[Data excerpts]
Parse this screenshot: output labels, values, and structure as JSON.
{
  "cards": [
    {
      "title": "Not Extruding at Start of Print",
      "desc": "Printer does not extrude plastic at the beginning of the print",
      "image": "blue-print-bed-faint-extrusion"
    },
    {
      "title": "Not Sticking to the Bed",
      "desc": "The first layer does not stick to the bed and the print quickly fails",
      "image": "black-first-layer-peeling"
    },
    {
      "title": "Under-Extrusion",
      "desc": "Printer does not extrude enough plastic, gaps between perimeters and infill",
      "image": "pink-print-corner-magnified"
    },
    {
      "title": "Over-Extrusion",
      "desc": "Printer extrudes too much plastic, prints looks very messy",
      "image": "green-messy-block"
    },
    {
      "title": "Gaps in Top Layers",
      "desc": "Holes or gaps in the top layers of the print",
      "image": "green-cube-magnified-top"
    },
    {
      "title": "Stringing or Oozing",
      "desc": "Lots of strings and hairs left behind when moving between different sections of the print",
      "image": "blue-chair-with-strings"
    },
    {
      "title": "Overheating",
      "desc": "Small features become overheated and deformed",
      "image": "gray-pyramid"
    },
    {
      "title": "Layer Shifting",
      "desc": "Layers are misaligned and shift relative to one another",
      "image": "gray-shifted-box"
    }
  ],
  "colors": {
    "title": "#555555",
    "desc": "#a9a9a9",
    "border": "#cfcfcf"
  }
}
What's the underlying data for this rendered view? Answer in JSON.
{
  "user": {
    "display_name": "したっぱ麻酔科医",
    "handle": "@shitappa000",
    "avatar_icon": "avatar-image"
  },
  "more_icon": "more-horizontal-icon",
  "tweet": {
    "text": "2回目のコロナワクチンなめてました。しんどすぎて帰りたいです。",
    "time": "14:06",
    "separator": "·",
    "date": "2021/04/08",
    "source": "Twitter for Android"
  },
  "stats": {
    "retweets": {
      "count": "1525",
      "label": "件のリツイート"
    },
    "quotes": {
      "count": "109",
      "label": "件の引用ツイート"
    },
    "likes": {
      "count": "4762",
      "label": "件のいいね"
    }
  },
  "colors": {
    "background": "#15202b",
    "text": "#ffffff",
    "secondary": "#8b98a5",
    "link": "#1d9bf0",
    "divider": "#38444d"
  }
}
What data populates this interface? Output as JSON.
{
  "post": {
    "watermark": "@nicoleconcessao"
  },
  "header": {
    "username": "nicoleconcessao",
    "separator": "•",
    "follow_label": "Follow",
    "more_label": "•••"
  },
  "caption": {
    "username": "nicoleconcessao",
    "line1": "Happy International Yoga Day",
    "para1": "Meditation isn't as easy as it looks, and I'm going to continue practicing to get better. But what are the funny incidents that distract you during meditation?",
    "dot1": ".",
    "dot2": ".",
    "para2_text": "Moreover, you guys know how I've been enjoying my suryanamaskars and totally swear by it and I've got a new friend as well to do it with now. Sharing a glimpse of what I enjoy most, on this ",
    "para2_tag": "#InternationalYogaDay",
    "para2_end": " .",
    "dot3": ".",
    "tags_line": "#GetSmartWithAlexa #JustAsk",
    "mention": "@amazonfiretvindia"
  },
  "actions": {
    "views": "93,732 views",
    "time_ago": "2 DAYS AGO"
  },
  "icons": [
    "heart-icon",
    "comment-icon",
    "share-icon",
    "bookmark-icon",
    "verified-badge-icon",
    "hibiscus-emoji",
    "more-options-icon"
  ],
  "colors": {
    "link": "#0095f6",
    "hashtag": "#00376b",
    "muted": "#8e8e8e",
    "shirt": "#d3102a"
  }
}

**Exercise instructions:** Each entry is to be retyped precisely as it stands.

**Task result:**
Parse this screenshot: output labels, values, and structure as JSON.
{
  "cards": [
    {
      "title": "Not Extruding at Start of Print",
      "desc": "Printer does not extrude plastic at the beginning of the print",
      "image": "blue-print-bed-faint-extrusion"
    },
    {
      "title": "Not Sticking to the Bed",
      "desc": "The first layer does not stick to the bed and the print quickly fails",
      "image": "black-first-layer-peeling"
    },
    {
      "title": "Under-Extrusion",
      "desc": "Printer does not extrude enough plastic, gaps between perimeters and infill",
      "image": "pink-print-corner-magnified"
    },
    {
      "title": "Over-Extrusion",
      "desc": "Printer extrudes too much plastic, prints looks very messy",
      "image": "green-messy-block"
    },
    {
      "title": "Gaps in Top Layers",
      "desc": "Holes or gaps in the top layers of the print",
      "image": "green-cube-magnified-top"
    },
    {
      "title": "Stringing or Oozing",
      "desc": "Lots of strings and hairs left behind when moving between different sections of the print",
      "image": "blue-chair-with-strings"
    },
    {
      "title": "Overheating",
      "desc": "Small features become overheated and deformed",
      "image": "gray-pyramid"
    },
    {
      "title": "Layer Shifting",
      "desc": "Layers are misaligned and shift relative to one another",
      "image": "gray-shifted-box"
    }
  ],
  "colors": {
    "title": "#555555",
    "desc": "#a9a9a9",
    "border": "#cfcfcf"
  }
}
What's the underlying data for this rendered view? Answer in JSON.
{
  "user": {
    "display_name": "したっぱ麻酔科医",
    "handle": "@shitappa000",
    "avatar_icon": "avatar-image"
  },
  "more_icon": "more-horizontal-icon",
  "tweet": {
    "text": "2回目のコロナワクチンなめてました。しんどすぎて帰りたいです。",
    "time": "14:06",
    "separator": "·",
    "date": "2021/04/08",
    "source": "Twitter for Android"
  },
  "stats": {
    "retweets": {
      "count": "1525",
      "label": "件のリツイート"
    },
    "quotes": {
      "count": "109",
      "label": "件の引用ツイート"
    },
    "likes": {
      "count": "4762",
      "label": "件のいいね"
    }
  },
  "colors": {
    "background": "#15202b",
    "text": "#ffffff",
    "secondary": "#8b98a5",
    "link": "#1d9bf0",
    "divider": "#38444d"
  }
}
What data populates this interface? Output as JSON.
{
  "post": {
    "watermark": "@nicoleconcessao"
  },
  "header": {
    "username": "nicoleconcessao",
    "separator": "•",
    "follow_label": "Follow",
    "more_label": "•••"
  },
  "caption": {
    "username": "nicoleconcessao",
    "line1": "Happy International Yoga Day",
    "para1": "Meditation isn't as easy as it looks, and I'm going to continue practicing to get better. But what are the funny incidents that distract you during meditation?",
    "dot1": ".",
    "dot2": ".",
    "para2_text": "Moreover, you guys know how I've been enjoying my suryanamaskars and totally swear by it and I've got a new friend as well to do it with now. Sharing a glimpse of what I enjoy most, on this ",
    "para2_tag": "#InternationalYogaDay",
    "para2_end": " .",
    "dot3": ".",
    "tags_line": "#GetSmartWithAlexa #JustAsk",
    "mention": "@amazonfiretvindia"
  },
  "actions": {
    "views": "93,732 views",
    "time_ago": "2 DAYS AGO"
  },
  "icons": [
    "heart-icon",
    "comment-icon",
    "share-icon",
    "bookmark-icon",
    "verified-badge-icon",
    "hibiscus-emoji",
    "more-options-icon"
  ],
  "colors": {
    "link": "#0095f6",
    "hashtag": "#00376b",
    "muted": "#8e8e8e",
    "shirt": "#d3102a"
  }
}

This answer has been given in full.